Exercise goal: Search the records for "note" and copy each line that holds it.

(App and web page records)
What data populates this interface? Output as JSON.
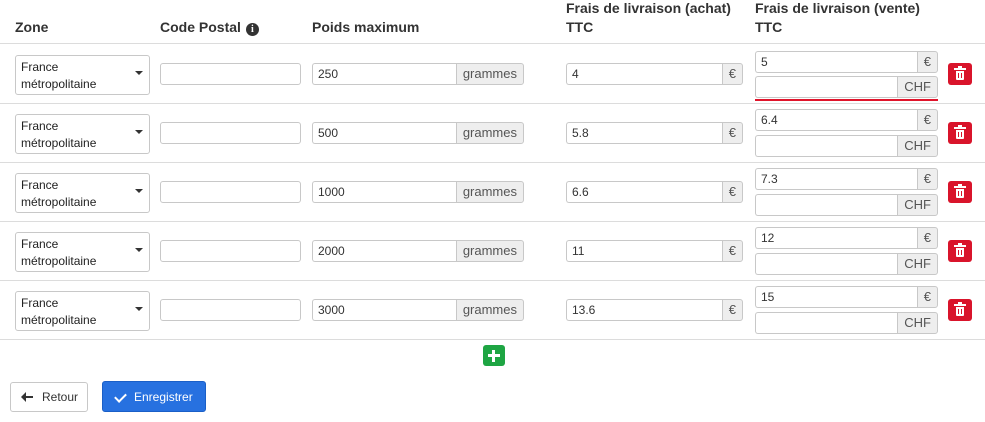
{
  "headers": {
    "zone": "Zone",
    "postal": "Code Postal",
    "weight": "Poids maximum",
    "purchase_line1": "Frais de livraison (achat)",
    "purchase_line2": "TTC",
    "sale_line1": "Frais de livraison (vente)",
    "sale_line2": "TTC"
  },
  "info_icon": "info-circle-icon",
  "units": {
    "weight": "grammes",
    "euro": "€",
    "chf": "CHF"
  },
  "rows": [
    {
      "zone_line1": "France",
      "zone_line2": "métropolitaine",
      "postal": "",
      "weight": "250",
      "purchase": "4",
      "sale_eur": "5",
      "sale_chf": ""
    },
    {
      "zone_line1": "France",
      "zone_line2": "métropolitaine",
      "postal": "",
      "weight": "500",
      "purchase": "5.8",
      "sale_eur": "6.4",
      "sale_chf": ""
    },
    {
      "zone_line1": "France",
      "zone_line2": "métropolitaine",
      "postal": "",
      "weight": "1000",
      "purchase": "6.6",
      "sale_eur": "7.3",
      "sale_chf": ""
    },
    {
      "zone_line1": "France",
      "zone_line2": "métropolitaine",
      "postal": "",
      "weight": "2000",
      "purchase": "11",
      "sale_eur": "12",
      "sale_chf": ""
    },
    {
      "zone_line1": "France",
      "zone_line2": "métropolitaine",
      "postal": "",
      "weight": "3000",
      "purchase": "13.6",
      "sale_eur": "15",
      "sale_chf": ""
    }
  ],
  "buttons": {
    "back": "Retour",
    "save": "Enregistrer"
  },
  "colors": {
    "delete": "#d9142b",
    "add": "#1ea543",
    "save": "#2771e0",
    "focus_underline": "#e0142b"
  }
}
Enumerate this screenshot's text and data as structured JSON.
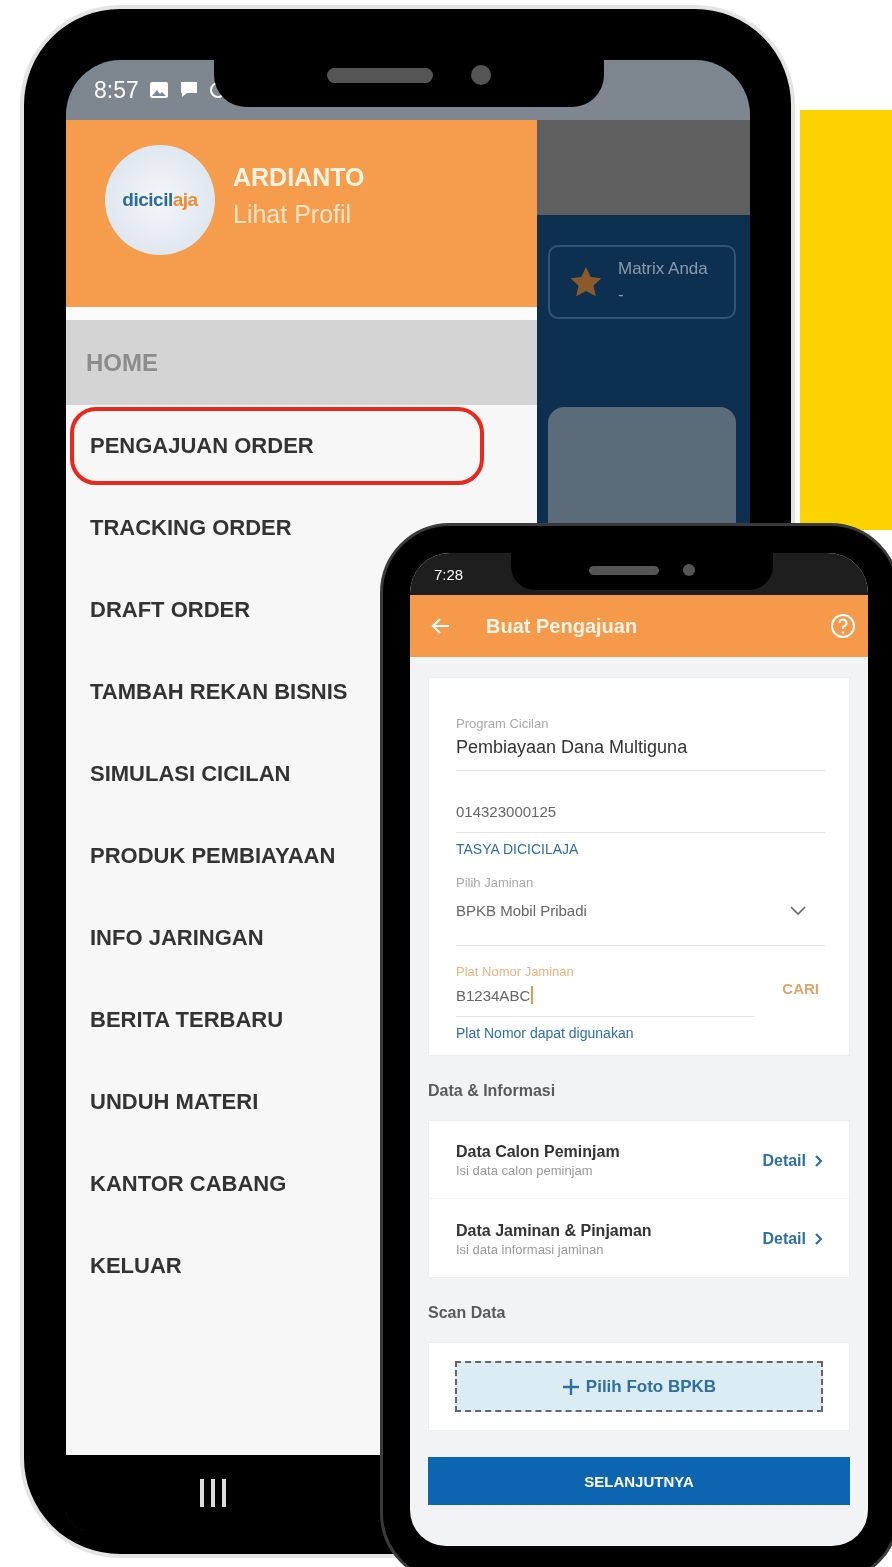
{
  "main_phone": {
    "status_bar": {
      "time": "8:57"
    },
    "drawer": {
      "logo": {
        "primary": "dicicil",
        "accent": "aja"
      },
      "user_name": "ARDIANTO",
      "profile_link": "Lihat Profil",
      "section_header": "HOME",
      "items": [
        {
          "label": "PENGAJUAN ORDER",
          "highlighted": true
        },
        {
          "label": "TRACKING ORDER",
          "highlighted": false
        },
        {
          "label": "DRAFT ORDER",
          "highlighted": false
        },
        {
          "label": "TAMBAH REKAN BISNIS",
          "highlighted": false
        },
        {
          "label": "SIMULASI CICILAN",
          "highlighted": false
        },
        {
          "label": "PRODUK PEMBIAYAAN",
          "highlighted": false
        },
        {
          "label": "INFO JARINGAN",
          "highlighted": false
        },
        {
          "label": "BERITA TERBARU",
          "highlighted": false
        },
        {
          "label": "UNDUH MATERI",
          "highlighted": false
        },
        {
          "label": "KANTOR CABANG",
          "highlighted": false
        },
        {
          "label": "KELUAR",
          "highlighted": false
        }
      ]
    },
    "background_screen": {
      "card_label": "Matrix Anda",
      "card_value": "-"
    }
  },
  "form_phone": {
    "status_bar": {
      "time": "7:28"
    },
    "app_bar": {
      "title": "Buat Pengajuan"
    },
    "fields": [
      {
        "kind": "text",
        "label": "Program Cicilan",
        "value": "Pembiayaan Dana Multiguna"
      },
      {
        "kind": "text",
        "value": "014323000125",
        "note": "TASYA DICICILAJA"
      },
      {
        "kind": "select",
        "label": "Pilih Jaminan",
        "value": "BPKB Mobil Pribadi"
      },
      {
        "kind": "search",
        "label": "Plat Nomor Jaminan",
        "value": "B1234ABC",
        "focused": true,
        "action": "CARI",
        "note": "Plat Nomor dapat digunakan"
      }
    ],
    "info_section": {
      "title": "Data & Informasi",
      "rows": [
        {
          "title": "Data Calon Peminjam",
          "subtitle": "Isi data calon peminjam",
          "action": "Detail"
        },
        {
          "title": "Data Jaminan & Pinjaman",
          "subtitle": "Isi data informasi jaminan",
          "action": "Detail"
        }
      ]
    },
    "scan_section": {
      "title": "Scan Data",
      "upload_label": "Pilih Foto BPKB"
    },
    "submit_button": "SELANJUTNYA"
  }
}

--

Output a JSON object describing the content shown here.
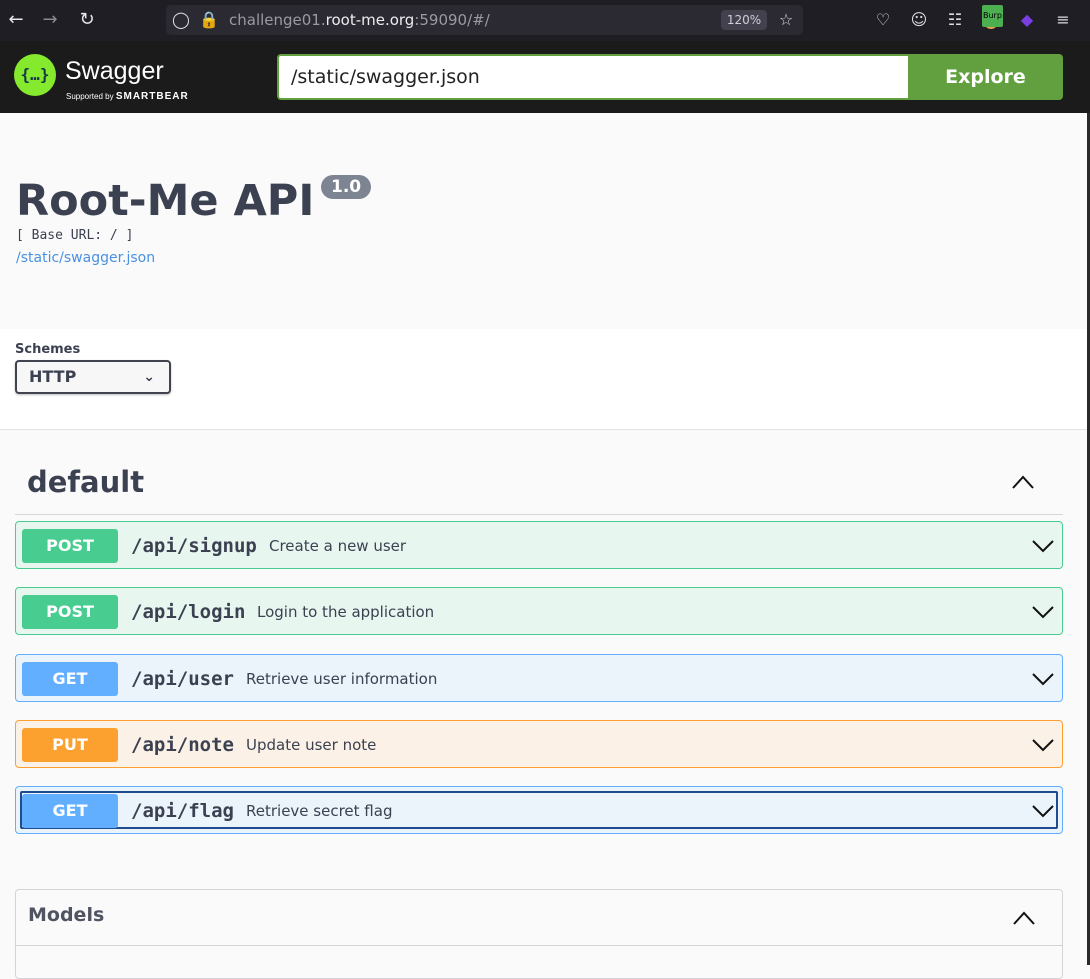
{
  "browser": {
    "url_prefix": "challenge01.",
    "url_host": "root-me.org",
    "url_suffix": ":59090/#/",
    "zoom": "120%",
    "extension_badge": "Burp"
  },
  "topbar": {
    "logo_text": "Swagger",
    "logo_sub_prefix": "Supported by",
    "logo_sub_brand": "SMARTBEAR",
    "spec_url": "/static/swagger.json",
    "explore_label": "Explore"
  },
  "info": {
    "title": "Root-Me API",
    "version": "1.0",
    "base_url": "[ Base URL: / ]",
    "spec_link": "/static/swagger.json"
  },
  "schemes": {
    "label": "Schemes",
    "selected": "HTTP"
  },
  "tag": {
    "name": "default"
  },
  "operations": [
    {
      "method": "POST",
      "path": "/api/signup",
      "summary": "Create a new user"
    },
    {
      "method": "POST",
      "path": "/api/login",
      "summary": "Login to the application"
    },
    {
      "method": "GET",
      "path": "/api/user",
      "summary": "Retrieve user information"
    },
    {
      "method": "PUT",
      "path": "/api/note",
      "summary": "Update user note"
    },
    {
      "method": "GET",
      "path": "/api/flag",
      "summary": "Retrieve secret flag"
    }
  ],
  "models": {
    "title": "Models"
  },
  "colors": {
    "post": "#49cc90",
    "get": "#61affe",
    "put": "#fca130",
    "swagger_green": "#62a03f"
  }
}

Output for this task:
        "note": "TASYA DICICILAJA"
        "note": "Plat Nomor dapat digunakan"
      "path": "/api/note",
      "summary": "Update user note"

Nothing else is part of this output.